Thirdly, public opinion can undertake ventures similar to those of the ICC. In the 1960s, when international tribunals were still a mirage, Bertrand Russell and his colleagues instituted a successful Opinion Tribunal on the War Crimes committed in Vietnam. This Tribunal could not impose any sanctions, but productively investigated and reported certain abuses and managed to have an important impact on western public opinion.
Even today, opinion tribunals continue to be one way to challenge ‘institutional’ courts to be faithful to their promises. The World Tribunal on Iraq, set up by various non-governmental organisations, had a far-reaching echo, especially since the official judicial bodies (including the International Court of Justice, besides the International Criminal Court) were paralysed by the vetos of the United States and the United Kingdom.
The World Tribunal on Iraq has instead been able to direct an opinion trial that led to the condemnation of war crimes and the crime of war. A symbolic condemnation only, of course, is but better than nothing. The Permanent Peoples’ Tribunal, active at the Basso Foundation in Rome, has convened for forty years courts of experts and intellectuals on world controversies. We can only hope that the ICC and other UN bodies will be inspired by these more daring, even if less powerful, ventures.

The crime of war
FOURTHLY, it should not be forgotten that on the next July 17, after 20 years from the signing of the Rome Treaty, the ICC will eventually be competent also on the crime of aggression. This is the single most important issue to be addressed by the court since it will allow it to prosecute not only war crimes (often committed by low-level soldiers and para-military troops), but also the crime of war (for which heads of states bear primary responsibility).

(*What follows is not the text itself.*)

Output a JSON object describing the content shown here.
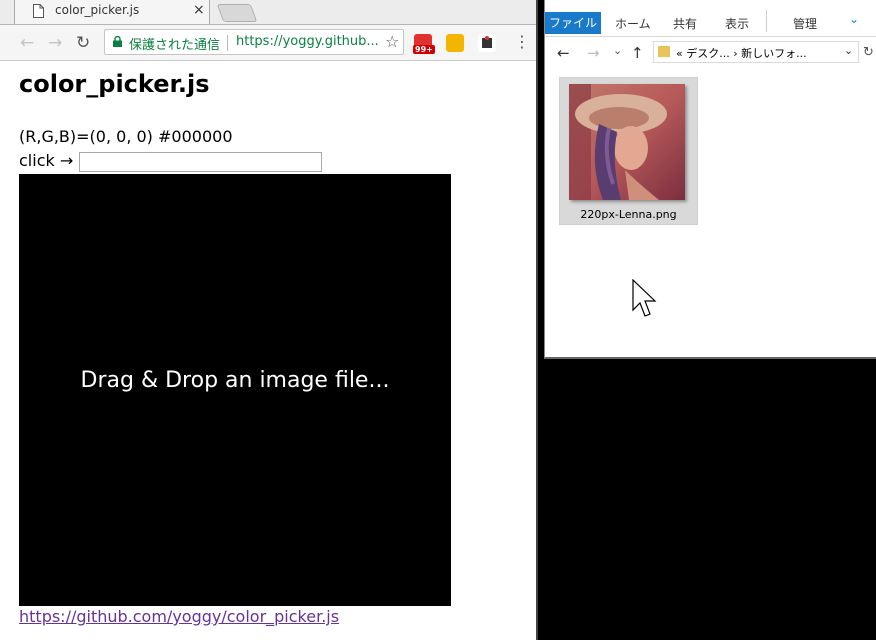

An effective use of this will make powerful states that are members of the ICC, including France and the United Kingdom, less prone to intervening military.
Finally, the ICC is complementary to what national courts can do through universal jurisdiction. The so-called ‘judges’ international’ can play a very useful role in highlighting particularly serious crimes, starting with investigations and incriminations, and in some cases they could transfer the case to the ICC.
If the ICC is guided by the intergovernmental logic alone, it risks becoming a complacent and useless institution, which will certainly not honour the old and continued hope of an independent judiciary.
But if, instead, the ICC is pressured by an attentive and demanding public opinion, it will hopefully find the courage to investigate even politically uncomfortable situations, incriminating criminals with high-level protections and, eventually, contributing to making the court an effective device for the protection of human rights.

OpenDemocracy.net, February 5. Daniele Archibugi is research director at the Italian National Research Council and professor of innovation, governance and public policy at the University of London, Birkbeck College. Alice Pease is a freelance researcher working on a modern slavery campaign at the House of Lords. She holds degrees from the Universities of Edinburgh and Bologna and has worked for various think tanks in Europe and Latin America.